* [Task requirements]
Lines of the material that include the string "Total" should be returned.

* [Supplied information]
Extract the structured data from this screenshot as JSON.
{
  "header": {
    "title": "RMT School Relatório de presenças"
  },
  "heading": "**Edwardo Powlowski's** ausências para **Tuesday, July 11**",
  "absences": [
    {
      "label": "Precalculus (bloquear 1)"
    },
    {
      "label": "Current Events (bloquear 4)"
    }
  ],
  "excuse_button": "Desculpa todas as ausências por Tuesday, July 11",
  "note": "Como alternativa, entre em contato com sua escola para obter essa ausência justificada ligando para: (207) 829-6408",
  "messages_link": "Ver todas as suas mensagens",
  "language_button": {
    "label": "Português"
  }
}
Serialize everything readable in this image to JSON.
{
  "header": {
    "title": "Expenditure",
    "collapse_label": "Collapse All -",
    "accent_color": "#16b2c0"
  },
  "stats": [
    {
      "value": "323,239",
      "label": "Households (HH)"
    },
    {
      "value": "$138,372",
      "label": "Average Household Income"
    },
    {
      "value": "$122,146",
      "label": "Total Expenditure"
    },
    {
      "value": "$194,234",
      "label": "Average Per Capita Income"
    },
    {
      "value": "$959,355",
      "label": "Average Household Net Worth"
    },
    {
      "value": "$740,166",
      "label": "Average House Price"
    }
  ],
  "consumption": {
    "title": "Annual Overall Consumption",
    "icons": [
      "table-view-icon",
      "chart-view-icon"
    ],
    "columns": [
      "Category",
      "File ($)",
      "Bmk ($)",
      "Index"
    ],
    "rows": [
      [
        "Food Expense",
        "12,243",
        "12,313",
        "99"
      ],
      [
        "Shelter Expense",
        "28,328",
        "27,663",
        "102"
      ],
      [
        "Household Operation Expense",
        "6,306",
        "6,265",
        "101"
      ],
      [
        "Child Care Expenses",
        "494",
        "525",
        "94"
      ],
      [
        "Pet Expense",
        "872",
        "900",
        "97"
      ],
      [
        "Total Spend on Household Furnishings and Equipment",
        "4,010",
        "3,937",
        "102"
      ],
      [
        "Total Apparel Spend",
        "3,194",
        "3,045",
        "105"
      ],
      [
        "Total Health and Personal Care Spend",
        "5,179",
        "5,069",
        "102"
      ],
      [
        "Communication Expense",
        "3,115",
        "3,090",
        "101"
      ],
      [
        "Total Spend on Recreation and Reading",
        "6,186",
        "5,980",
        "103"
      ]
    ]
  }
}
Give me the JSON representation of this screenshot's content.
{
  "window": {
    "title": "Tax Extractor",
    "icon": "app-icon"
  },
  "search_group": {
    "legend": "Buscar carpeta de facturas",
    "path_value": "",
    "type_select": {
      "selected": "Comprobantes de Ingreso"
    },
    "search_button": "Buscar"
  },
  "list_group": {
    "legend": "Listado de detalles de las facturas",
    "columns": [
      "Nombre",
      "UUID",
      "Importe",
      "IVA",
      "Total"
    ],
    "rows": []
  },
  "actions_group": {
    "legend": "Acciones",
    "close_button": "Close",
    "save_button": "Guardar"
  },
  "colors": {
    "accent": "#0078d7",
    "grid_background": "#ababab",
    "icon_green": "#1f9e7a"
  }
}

* [Output below]
      "label": "Total Expenditure"
        "Total Spend on Household Furnishings and Equipment",
        "Total Apparel Spend",
        "Total Health and Personal Care Spend",
        "Total Spend on Recreation and Reading",
      "Total"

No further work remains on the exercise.